• **Exercise prompt**: Reproduce all records word for word.

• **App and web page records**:
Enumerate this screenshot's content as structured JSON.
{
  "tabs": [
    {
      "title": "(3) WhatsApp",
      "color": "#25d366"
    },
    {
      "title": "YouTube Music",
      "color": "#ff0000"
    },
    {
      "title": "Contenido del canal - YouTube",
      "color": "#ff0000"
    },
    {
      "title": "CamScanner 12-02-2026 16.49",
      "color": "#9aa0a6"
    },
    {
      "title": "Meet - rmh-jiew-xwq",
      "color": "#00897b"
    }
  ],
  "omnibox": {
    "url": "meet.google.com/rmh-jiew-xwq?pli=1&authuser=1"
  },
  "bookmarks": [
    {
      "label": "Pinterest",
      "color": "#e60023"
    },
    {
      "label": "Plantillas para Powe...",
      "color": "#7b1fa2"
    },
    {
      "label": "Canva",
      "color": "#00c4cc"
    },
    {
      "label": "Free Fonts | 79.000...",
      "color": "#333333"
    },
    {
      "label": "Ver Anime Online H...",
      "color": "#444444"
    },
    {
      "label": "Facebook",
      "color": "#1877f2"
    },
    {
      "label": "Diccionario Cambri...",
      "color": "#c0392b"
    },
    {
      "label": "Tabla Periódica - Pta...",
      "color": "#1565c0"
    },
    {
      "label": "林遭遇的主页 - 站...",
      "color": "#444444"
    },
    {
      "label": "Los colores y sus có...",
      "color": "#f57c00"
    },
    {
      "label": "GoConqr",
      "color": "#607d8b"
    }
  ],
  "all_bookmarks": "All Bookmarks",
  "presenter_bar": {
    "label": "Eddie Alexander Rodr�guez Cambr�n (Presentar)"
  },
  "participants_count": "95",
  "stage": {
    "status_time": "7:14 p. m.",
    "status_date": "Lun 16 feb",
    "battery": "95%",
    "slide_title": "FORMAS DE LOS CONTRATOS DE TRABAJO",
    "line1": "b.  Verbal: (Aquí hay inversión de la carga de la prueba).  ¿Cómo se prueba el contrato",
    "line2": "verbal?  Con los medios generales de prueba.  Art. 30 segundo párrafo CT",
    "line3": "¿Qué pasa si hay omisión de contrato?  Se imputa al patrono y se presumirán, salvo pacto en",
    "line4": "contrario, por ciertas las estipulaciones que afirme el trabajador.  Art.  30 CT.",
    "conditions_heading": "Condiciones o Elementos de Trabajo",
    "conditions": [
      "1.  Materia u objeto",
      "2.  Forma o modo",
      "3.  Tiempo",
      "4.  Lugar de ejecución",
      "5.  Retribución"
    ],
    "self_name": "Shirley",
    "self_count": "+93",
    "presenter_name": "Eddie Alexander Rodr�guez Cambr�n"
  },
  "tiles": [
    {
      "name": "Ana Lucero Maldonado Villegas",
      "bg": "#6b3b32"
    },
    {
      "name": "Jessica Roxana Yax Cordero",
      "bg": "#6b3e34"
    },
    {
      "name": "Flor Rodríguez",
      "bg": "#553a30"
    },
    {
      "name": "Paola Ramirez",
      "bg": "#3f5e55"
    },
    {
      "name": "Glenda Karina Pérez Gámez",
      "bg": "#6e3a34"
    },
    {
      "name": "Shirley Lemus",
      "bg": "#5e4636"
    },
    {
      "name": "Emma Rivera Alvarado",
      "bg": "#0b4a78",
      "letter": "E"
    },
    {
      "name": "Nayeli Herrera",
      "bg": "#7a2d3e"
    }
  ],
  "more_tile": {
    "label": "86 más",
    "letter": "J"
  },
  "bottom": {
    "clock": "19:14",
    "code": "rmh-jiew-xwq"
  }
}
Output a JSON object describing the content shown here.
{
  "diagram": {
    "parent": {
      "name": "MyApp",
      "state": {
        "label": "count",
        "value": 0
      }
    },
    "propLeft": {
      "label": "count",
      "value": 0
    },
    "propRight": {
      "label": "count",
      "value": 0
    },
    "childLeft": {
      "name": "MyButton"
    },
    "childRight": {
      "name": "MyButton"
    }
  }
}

• **Response to this exercise**:
Enumerate this screenshot's content as structured JSON.
{
  "tabs": [
    {
      "title": "(3) WhatsApp",
      "color": "#25d366"
    },
    {
      "title": "YouTube Music",
      "color": "#ff0000"
    },
    {
      "title": "Contenido del canal - YouTube",
      "color": "#ff0000"
    },
    {
      "title": "CamScanner 12-02-2026 16.49",
      "color": "#9aa0a6"
    },
    {
      "title": "Meet - rmh-jiew-xwq",
      "color": "#00897b"
    }
  ],
  "omnibox": {
    "url": "meet.google.com/rmh-jiew-xwq?pli=1&authuser=1"
  },
  "bookmarks": [
    {
      "label": "Pinterest",
      "color": "#e60023"
    },
    {
      "label": "Plantillas para Powe...",
      "color": "#7b1fa2"
    },
    {
      "label": "Canva",
      "color": "#00c4cc"
    },
    {
      "label": "Free Fonts | 79.000...",
      "color": "#333333"
    },
    {
      "label": "Ver Anime Online H...",
      "color": "#444444"
    },
    {
      "label": "Facebook",
      "color": "#1877f2"
    },
    {
      "label": "Diccionario Cambri...",
      "color": "#c0392b"
    },
    {
      "label": "Tabla Periódica - Pta...",
      "color": "#1565c0"
    },
    {
      "label": "林遭遇的主页 - 站...",
      "color": "#444444"
    },
    {
      "label": "Los colores y sus có...",
      "color": "#f57c00"
    },
    {
      "label": "GoConqr",
      "color": "#607d8b"
    }
  ],
  "all_bookmarks": "All Bookmarks",
  "presenter_bar": {
    "label": "Eddie Alexander Rodr�guez Cambr�n (Presentar)"
  },
  "participants_count": "95",
  "stage": {
    "status_time": "7:14 p. m.",
    "status_date": "Lun 16 feb",
    "battery": "95%",
    "slide_title": "FORMAS DE LOS CONTRATOS DE TRABAJO",
    "line1": "b.  Verbal: (Aquí hay inversión de la carga de la prueba).  ¿Cómo se prueba el contrato",
    "line2": "verbal?  Con los medios generales de prueba.  Art. 30 segundo párrafo CT",
    "line3": "¿Qué pasa si hay omisión de contrato?  Se imputa al patrono y se presumirán, salvo pacto en",
    "line4": "contrario, por ciertas las estipulaciones que afirme el trabajador.  Art.  30 CT.",
    "conditions_heading": "Condiciones o Elementos de Trabajo",
    "conditions": [
      "1.  Materia u objeto",
      "2.  Forma o modo",
      "3.  Tiempo",
      "4.  Lugar de ejecución",
      "5.  Retribución"
    ],
    "self_name": "Shirley",
    "self_count": "+93",
    "presenter_name": "Eddie Alexander Rodr�guez Cambr�n"
  },
  "tiles": [
    {
      "name": "Ana Lucero Maldonado Villegas",
      "bg": "#6b3b32"
    },
    {
      "name": "Jessica Roxana Yax Cordero",
      "bg": "#6b3e34"
    },
    {
      "name": "Flor Rodríguez",
      "bg": "#553a30"
    },
    {
      "name": "Paola Ramirez",
      "bg": "#3f5e55"
    },
    {
      "name": "Glenda Karina Pérez Gámez",
      "bg": "#6e3a34"
    },
    {
      "name": "Shirley Lemus",
      "bg": "#5e4636"
    },
    {
      "name": "Emma Rivera Alvarado",
      "bg": "#0b4a78",
      "letter": "E"
    },
    {
      "name": "Nayeli Herrera",
      "bg": "#7a2d3e"
    }
  ],
  "more_tile": {
    "label": "86 más",
    "letter": "J"
  },
  "bottom": {
    "clock": "19:14",
    "code": "rmh-jiew-xwq"
  }
}
Output a JSON object describing the content shown here.
{
  "diagram": {
    "parent": {
      "name": "MyApp",
      "state": {
        "label": "count",
        "value": 0
      }
    },
    "propLeft": {
      "label": "count",
      "value": 0
    },
    "propRight": {
      "label": "count",
      "value": 0
    },
    "childLeft": {
      "name": "MyButton"
    },
    "childRight": {
      "name": "MyButton"
    }
  }
}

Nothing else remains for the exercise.